Every writer creates a pattern of disproportions. The proportionate is that checkerboard of nights and days within which our lives are governed, the routine of sleep, how you part your hair, when you check for your mail, the trips to the shop that you make when bread or vegetables run out, the people you encounter at the bus stop, what you say to the lady you see on Thursdays. Words, though, in their nature are disproportionate against the proportion of experience. This note itself is a caricature.
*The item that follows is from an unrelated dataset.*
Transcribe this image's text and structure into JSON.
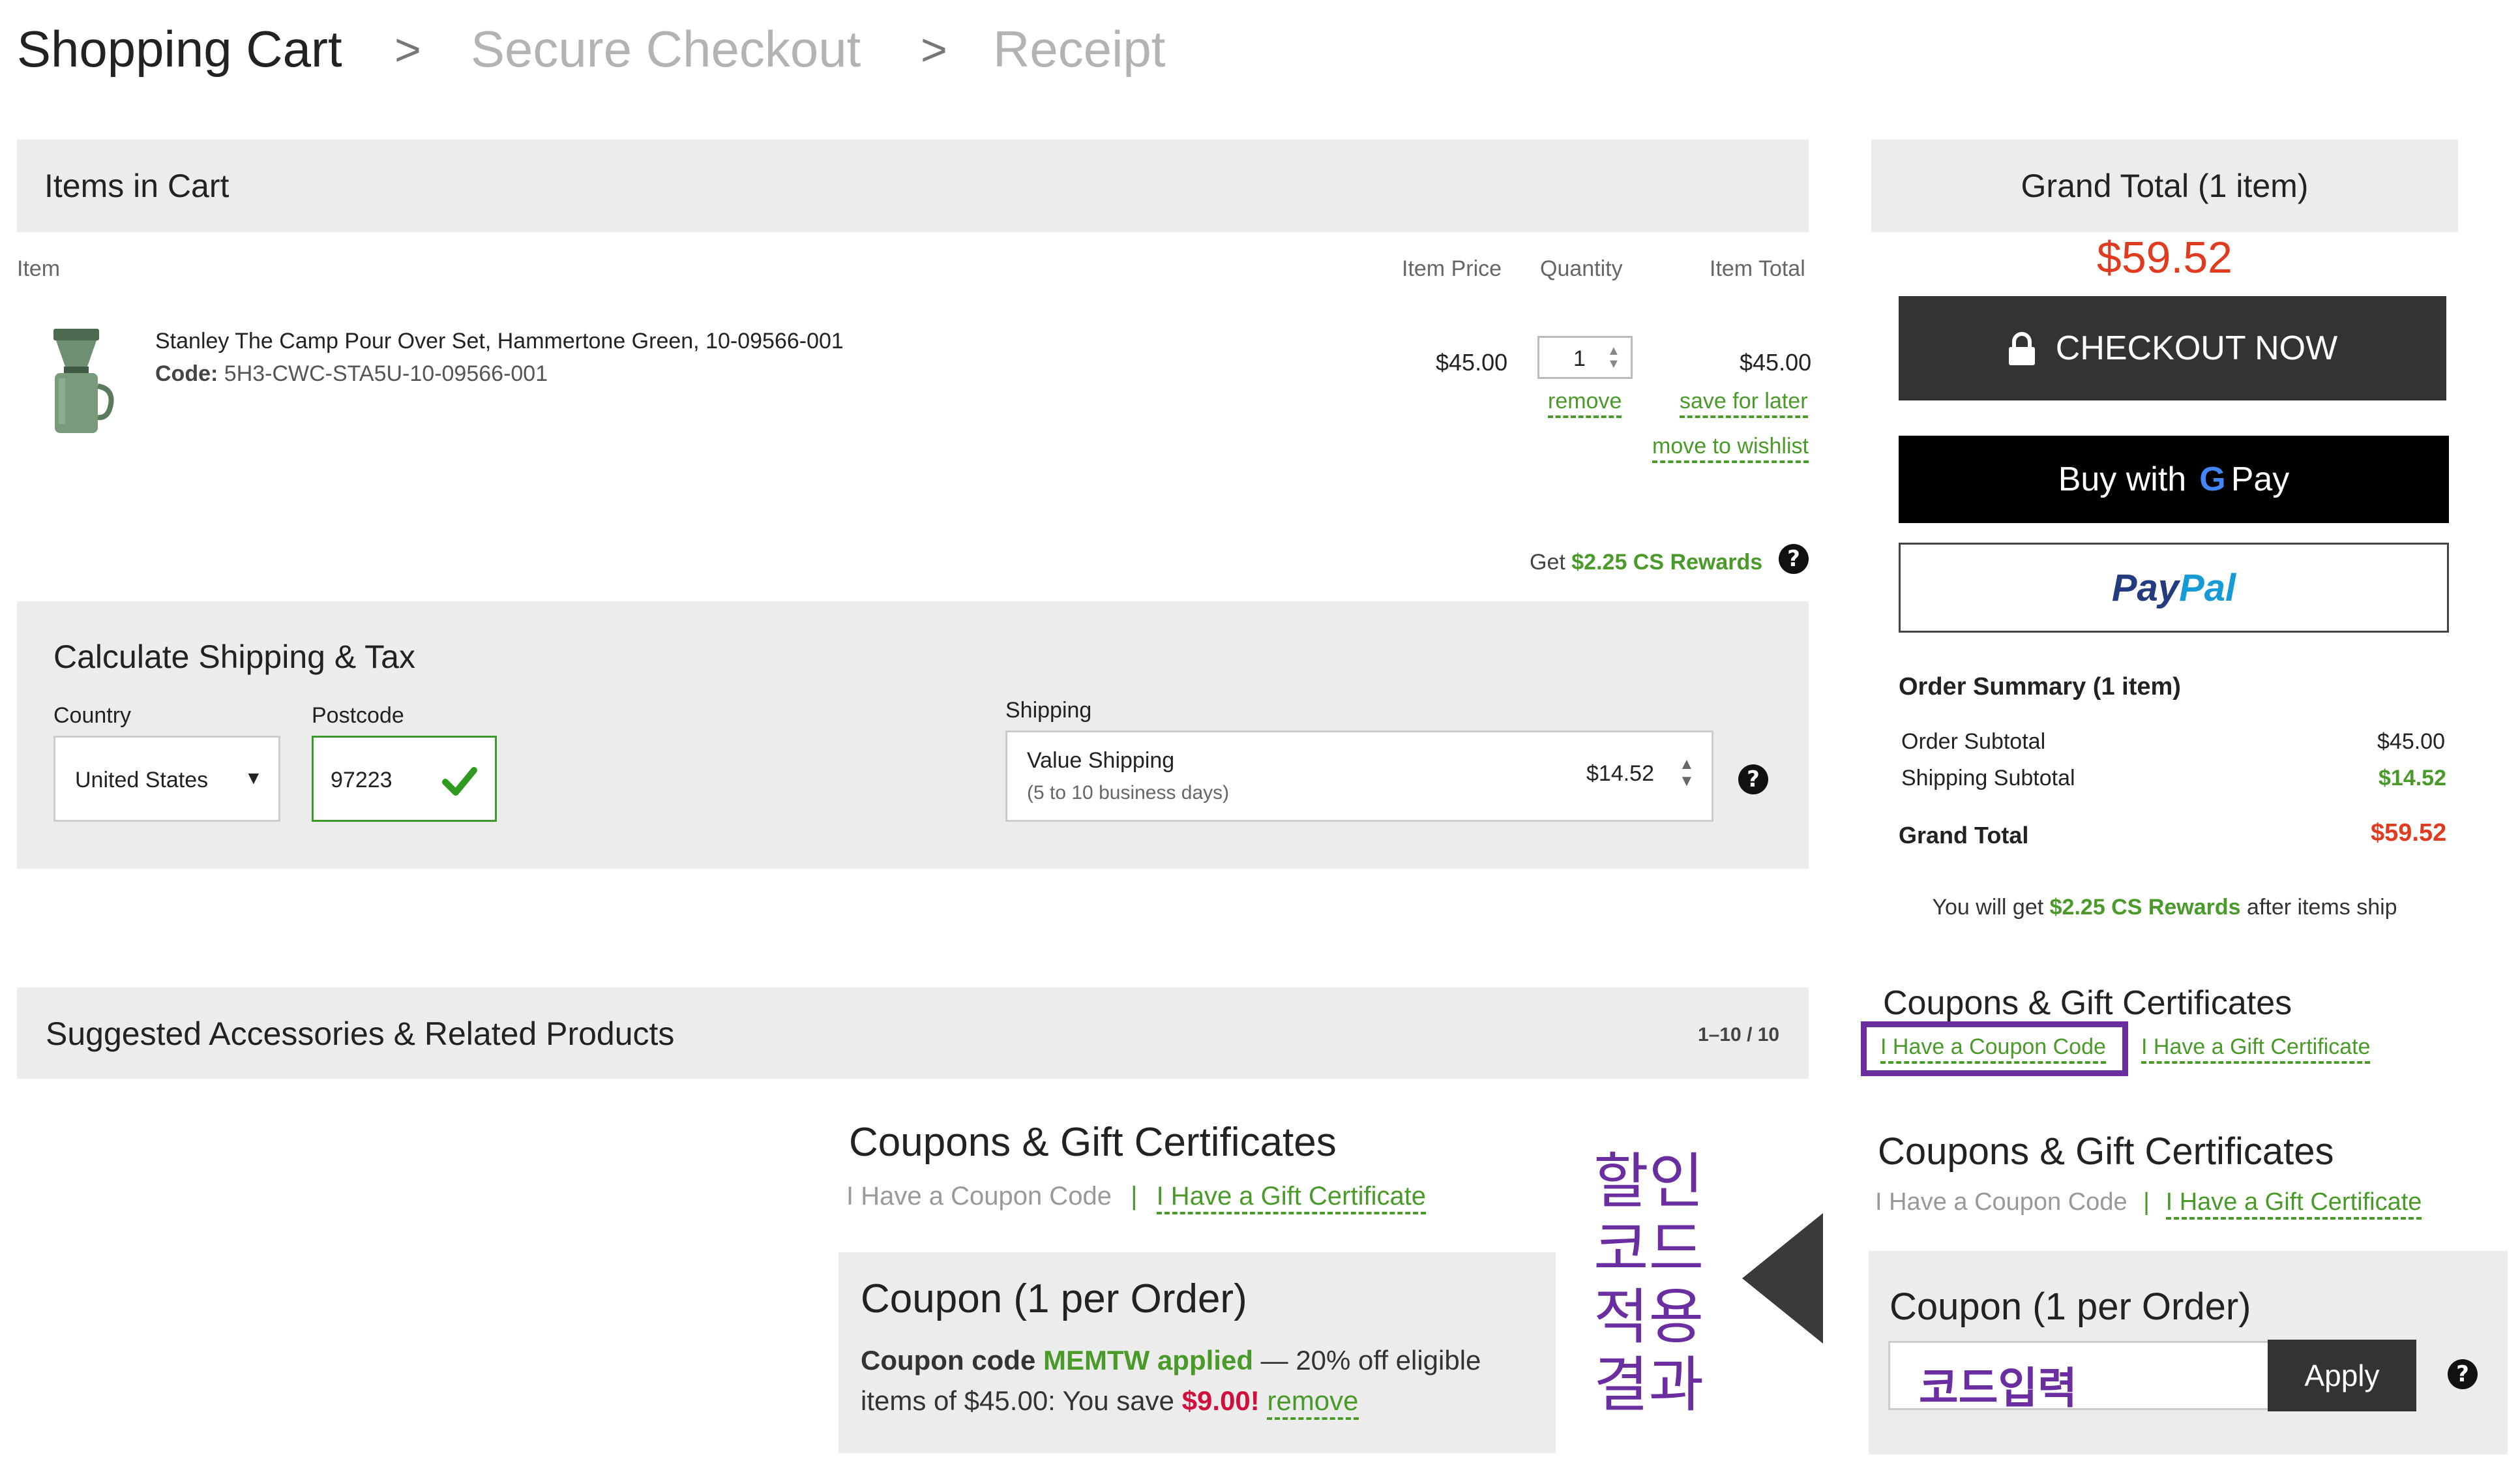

So how does a writer differ from the language makers all around him, the cacophony of chatterers? By writing a symphony. The disproportions of our conversation are artless, for where there are patterns they are unconscious, and where there is significance, it is selfish. The writer is able to create patterns of disproportion which create newly defined significance. He marshals the trivia of random occurrence into an enterprise with purpose and direction, just as a musician marshals noise into music.